## ABOUT THIS TASK
For this exercise, copy each line of the records that contains the word "title".

[AVAILABLE DATA — start]

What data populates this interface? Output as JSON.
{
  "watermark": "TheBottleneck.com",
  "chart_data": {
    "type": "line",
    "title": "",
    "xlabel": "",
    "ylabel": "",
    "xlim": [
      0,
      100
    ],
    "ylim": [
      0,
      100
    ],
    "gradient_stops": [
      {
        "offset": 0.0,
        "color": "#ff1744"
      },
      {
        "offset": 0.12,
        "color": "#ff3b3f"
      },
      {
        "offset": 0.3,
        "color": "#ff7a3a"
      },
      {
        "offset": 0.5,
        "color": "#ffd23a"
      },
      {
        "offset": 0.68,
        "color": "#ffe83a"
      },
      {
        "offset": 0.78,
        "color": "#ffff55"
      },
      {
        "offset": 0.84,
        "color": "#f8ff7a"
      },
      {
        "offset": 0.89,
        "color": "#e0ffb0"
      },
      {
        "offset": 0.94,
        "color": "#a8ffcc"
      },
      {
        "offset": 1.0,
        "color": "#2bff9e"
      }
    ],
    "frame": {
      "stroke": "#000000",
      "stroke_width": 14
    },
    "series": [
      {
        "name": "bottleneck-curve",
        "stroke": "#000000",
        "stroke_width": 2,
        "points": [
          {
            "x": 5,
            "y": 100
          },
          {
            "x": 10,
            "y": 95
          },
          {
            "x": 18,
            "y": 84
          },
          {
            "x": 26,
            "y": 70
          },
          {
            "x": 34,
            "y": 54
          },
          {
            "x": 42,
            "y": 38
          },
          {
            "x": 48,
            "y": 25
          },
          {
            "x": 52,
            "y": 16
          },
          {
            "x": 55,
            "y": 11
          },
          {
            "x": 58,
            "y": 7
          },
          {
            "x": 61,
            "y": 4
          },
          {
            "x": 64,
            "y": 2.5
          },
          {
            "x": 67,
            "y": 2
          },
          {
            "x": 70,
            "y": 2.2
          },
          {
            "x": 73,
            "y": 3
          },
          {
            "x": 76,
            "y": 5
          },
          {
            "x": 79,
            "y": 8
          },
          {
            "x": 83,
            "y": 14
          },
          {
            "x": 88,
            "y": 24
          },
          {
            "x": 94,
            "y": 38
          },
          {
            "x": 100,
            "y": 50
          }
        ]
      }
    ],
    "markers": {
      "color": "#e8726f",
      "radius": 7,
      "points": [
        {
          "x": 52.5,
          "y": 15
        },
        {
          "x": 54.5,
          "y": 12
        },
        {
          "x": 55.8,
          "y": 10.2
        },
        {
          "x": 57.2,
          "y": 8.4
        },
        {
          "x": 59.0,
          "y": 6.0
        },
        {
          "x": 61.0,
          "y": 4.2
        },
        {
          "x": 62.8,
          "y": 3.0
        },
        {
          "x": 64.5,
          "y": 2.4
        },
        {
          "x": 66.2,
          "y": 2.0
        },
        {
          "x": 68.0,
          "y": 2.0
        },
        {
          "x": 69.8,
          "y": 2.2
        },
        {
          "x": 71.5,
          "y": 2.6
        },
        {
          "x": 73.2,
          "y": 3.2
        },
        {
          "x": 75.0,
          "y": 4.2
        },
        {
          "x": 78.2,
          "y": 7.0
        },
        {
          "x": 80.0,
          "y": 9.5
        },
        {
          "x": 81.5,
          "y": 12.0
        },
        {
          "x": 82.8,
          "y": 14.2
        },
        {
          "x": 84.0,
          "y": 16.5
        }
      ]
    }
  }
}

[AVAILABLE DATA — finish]
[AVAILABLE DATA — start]

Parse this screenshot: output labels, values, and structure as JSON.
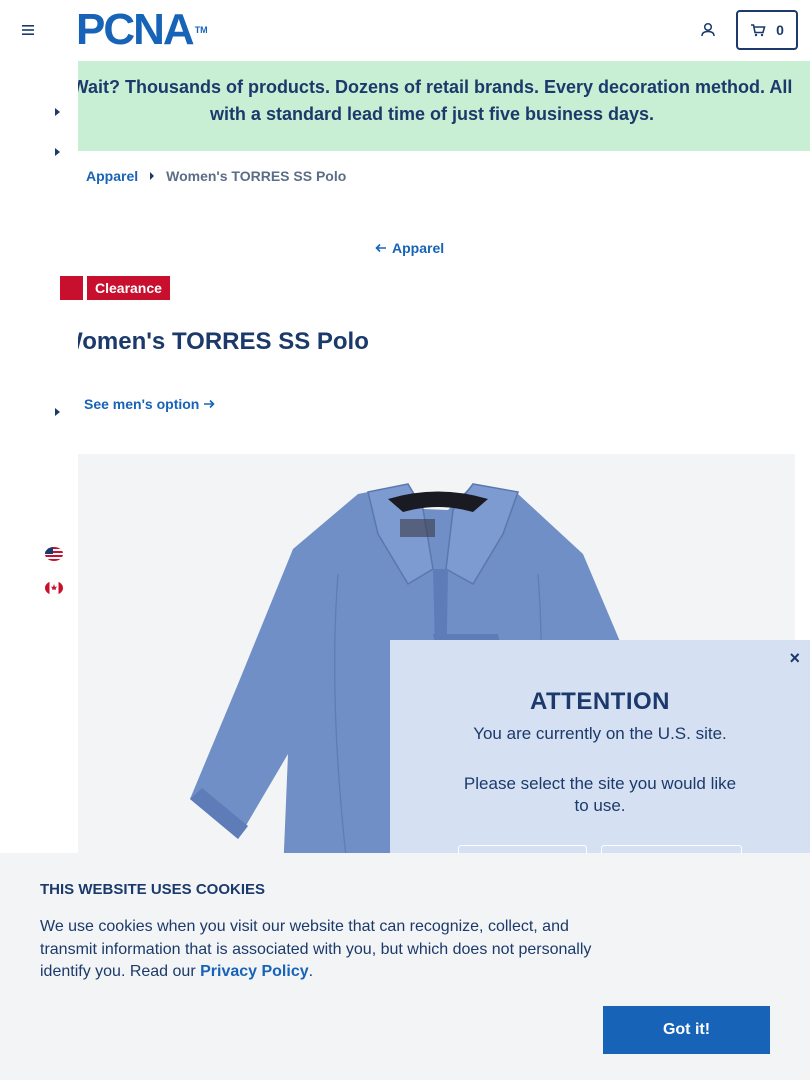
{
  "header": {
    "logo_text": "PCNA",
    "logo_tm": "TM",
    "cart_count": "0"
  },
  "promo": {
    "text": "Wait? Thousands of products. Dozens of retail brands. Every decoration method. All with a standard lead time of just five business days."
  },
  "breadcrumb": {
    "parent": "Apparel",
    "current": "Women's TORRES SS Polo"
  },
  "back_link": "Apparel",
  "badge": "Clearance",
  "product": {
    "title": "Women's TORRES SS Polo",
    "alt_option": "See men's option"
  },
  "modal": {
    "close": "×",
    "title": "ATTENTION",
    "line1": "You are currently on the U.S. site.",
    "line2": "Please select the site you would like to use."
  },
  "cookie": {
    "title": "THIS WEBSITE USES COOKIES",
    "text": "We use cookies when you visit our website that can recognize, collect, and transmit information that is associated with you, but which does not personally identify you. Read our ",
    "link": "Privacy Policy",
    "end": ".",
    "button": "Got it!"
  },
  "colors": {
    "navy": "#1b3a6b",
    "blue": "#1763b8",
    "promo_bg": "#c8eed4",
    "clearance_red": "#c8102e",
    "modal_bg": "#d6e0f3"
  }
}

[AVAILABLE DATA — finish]

## SOLUTION BELOW
    "title": "",
    "title": "Women's TORRES SS Polo",
    "title": "ATTENTION",
    "title": "THIS WEBSITE USES COOKIES",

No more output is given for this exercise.